“How cool would it be to have a world class 10K race — maybe it’s not even the people who are competing in the worlds,” Bergmann said. “We could, in theory, have the world’s best track and field runners competing in Maupin.”
The world meet is scheduled July 15-24, 2022, and is promoted regionally as WCH Oregon 22. It was supposed to be held in 2021, but COVID postponed it a year. WCH Oregon 22 is essentially a track and field meet, governed by World Athletics, that invites the best in the world. World Athletics is the international governing body for track and field, cross country, road racing, racewalking, mountain running and ultra-running.
Corbin University in Salem this summer is building a track and field complex which Bergmann also thinks could be used by athletes training to compete in the world meet.
Bergmann said Maupin, with the Deschutes River recreation opportunities and attractive cycling routes, is an appealing option for future events — in addition to track and field. Bergmann has plans to incorporate a cycling race based in Maupin this fall, with fundraising ties to DRAC. He said Cycle Oregon, the annual fundraising bike ride through central and eastern Oregon, has been pitched on the idea of using DRAC as a stopover for its next ride.
“Runners don’t have any money,” he quipped. “Now cyclists, they spend $20,000 on bikes.”
Bergmann earlier this month invited a dozen of his cycling friends to ride the Oregon Scenic Byway skirting the Deschutes River.
“A lot of people don’t even know that Maupin is gorgeous,” he said. “I took 12 of my buddies out and they were absolutely blown away. There are no cars; the roads are great. They couldn’t believe it. Two or three of them have been back already to ride it again.”
By this fall, Bergmann said the footprint of the new track will be in place and the cycling race will be a way to showcase it — and the subsequent phases of DRAC — to visitors.
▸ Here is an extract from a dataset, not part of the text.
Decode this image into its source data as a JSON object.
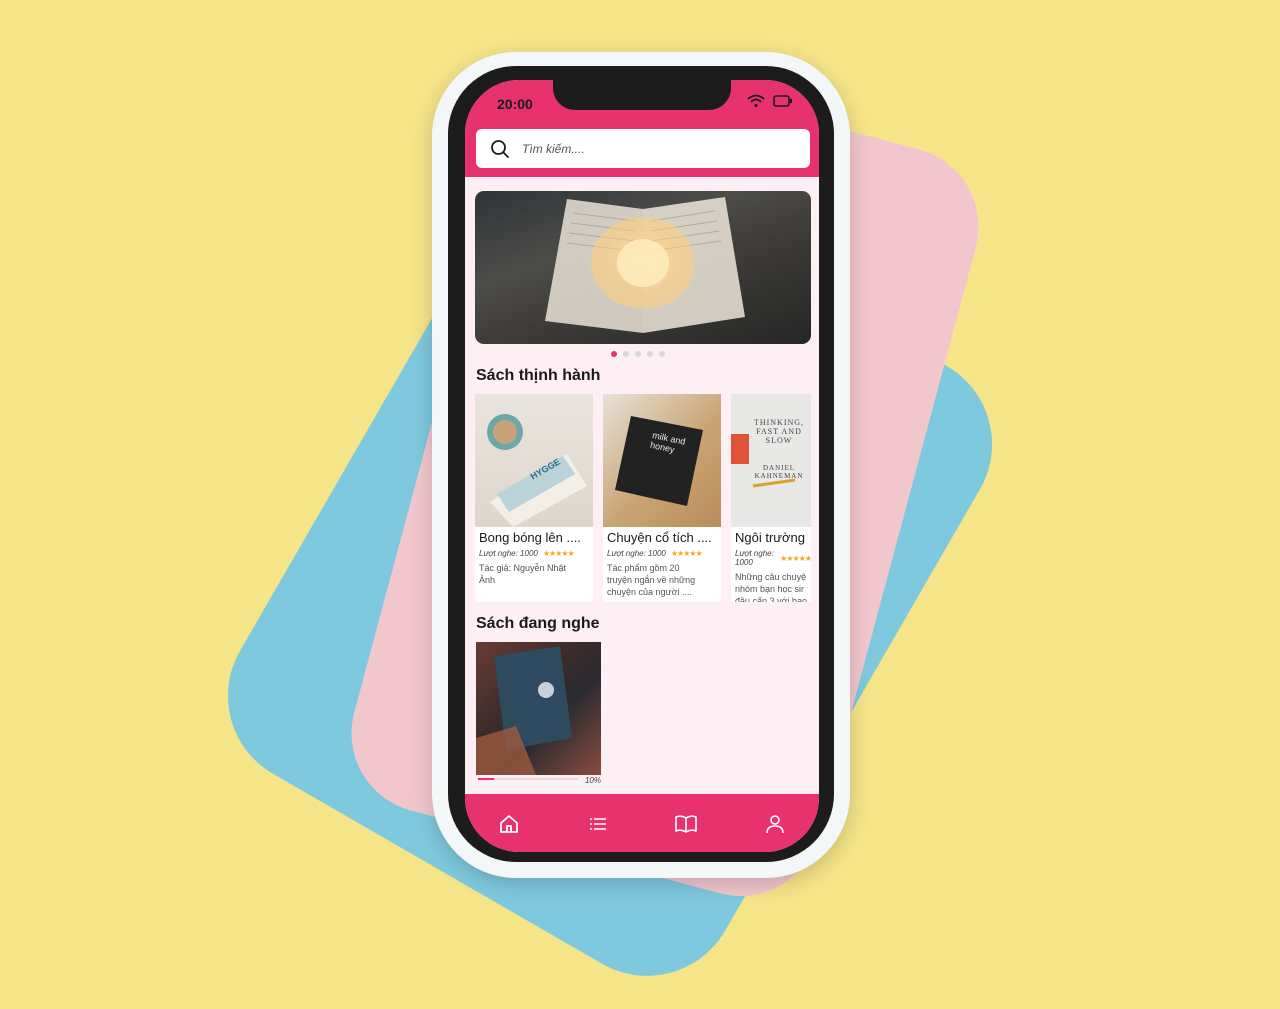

“People will get to see it and get to donate” to the track project, he said. “Let’s activate this beautiful area; let’s figure out how to get people out there in October and November. Then let’s bring them back next year for some track meets.”